GDC 2015 – Star Trek Timelines will Prob...
GDC 2015 – Star Trek Timelines will Probably Make Your Inner Trekkie Squeal With Glee Posted by Rob Rich on March 4th, 2015 [ permalink ] Any popular fictional universe has its fair share of fan fiction – where belo | Read more »
Protect Yourself from an Onslaught of Ca...
Surprise Attack Games has announced a Cat-astrophic new physics puzzler called Fort Meow! In the game, a young girl named Nia finds her grandfather’s journal which triggers an all mighty feline attack! Why do the cats want the journal? Who knows,... | Read more »

Price Scanner via MacPrices.net

Apple restocks refurbished 15-inch Retina Mac...
The Apple Store has restocked Apple Certified Refurbished 2014 15″ Retina MacBook Pros, available for up to $400 off the cost of new models. An Apple one-year warranty is included with each model,... Read more
Roundup of MacBook Air sale prices, models up...
B&H Photo has MacBook Airs on sale for up to $100 off MSRP. Shipping is free, and B&H charges NY sales tax only: - 11″ 128GB MacBook Air: $799 100 off MSRP - 11″ 256GB MacBook Air: $999 $100... Read more
New Firstrade Mobile App Enables On-The-Go Tr...
Firstrade Securities Inc. has announced its new mobile app, which gives investors immediate access to the company’s trading platform on all mobile devices. The app was developed in-house and was... Read more
Sonnet Introduces USB 3.0 + eSATA Thunderbolt...
Sonnet has announced the launch of its new USB 3.0 + eSATA Thunderbolt Adapter for easy connectivity to USB 3.0 devices and eSATA storage, and USB 3.0 + Gigabit Ethernet Thunderbolt Adapter for easy... Read more
Apple restocks refurbished 27-inch 5K iMacs f...
The Apple Store has restocked Apple Certified Refurbished 27″ 3.5GHz 5K iMacs for $2119 including free shipping. Their price is $380 off the cost of new models, and it’s the lowest price available... Read more
Free Clean Reader Mobile App Hides Swear Word...
The new Clean Reader app, now available in the Apple App Store and Google Play, delivers the opportunity of reading any book without being exposed to profanity. By selecting how clean they want their... Read more
Kinsa Launches “Groups” App to Monitor Illnes...
Kinsa, makers of the first FDA approved app-enabled smartphone thermometer thst won the 2013 Cleveland Clinic Medical Innovation Grand Prize and recently appeared in Apple’s “Parenthood” TV... Read more
iPad: A More Positive Outlook – The ‘Book Mys...
It’s good to hear someone saying positive things about the iPad. I’ve been trying to bend my mind around how Apple’s tablet could have gone from zero to bestselling personal computing device on the... Read more
Mac Pros on sale for up to $279 off MSRP
Amazon has Mac Pros in stock and on sale for up to $279 off MSRP. Shipping is free: - 4-Core Mac Pro: $2725.87, $273 off MSRP (9%) - 6-Core Mac Pro: $3719.99, $279 off MSRP (7%) Read more
Sale! 13-inch Retina MacBook Pros for up to $...
B&H Photo has 13″ Retina MacBook Pros on sale for up to $205 off MSRP. Shipping is free, and B&H charges NY sales tax only: - 13″ 2.6GHz/128GB Retina MacBook Pro: $1219.99 save $80 - 13″ 2.... Read more

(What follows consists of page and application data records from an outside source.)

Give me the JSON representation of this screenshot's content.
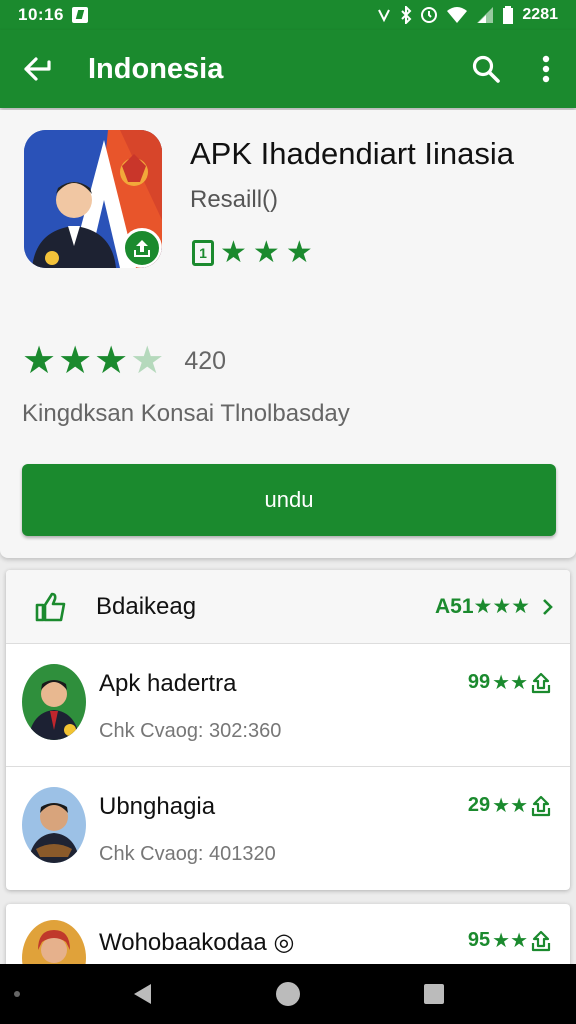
{
  "status_bar": {
    "time": "10:16",
    "right_text": "2281"
  },
  "app_bar": {
    "title": "Indonesia"
  },
  "app": {
    "name": "APK Ihadendiart Iinasia",
    "developer": "Resaill()",
    "rating_value": "420",
    "rating_stars": 3,
    "summary": "Kingdksan Konsai Tlnolbasday",
    "install_label": "undu"
  },
  "list": {
    "header_title": "Bdaikeag",
    "header_meta": "A51",
    "items": [
      {
        "name": "Apk hadertra",
        "subtitle": "Chk Cvaog: 302:360",
        "score": "99"
      },
      {
        "name": "Ubnghagia",
        "subtitle": "Chk Cvaog: 401320",
        "score": "29"
      },
      {
        "name": "Wohobaakodaa",
        "score": "95"
      }
    ]
  },
  "colors": {
    "primary": "#1b8a2e",
    "star_light": "#b5d9bc"
  }
}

Jobs Board

*Apple* Retail - Multiple Positions (US) - A...
Sales Specialist - Retail Customer Service and Sales Transform Apple Store visitors into loyal Apple customers. When customers enter the store, you're also the Read more
*Apple* Solutions Consultant - Retail Sales...
**Job Summary** As an Apple Solutions Consultant (ASC) you are the link between our customers and our products. Your role is to drive the Apple business in a retail Read more
Position Opening at *Apple* - Apple (United...
…Summary** As a Specialist, you help create the energy and excitement around Apple products, providing the right solutions and getting products into customers' hands. You Read more
Position Opening at *Apple* - Apple (United...
**Job Summary** The Apple Store is a retail environment like no other - uniquely focused on delivering amazing customer experiences. As an Expert, you introduce people Read more
*Apple* Solutions Consultant - Retail Sales...
**Job Summary** As an Apple Solutions Consultant (ASC) you are the link between our customers and our products. Your role is to drive the Apple business in a retail Read more
All contents are Copyright 1984-2011 by Xplain Corporation. All rights reserved. Theme designed by Icreon.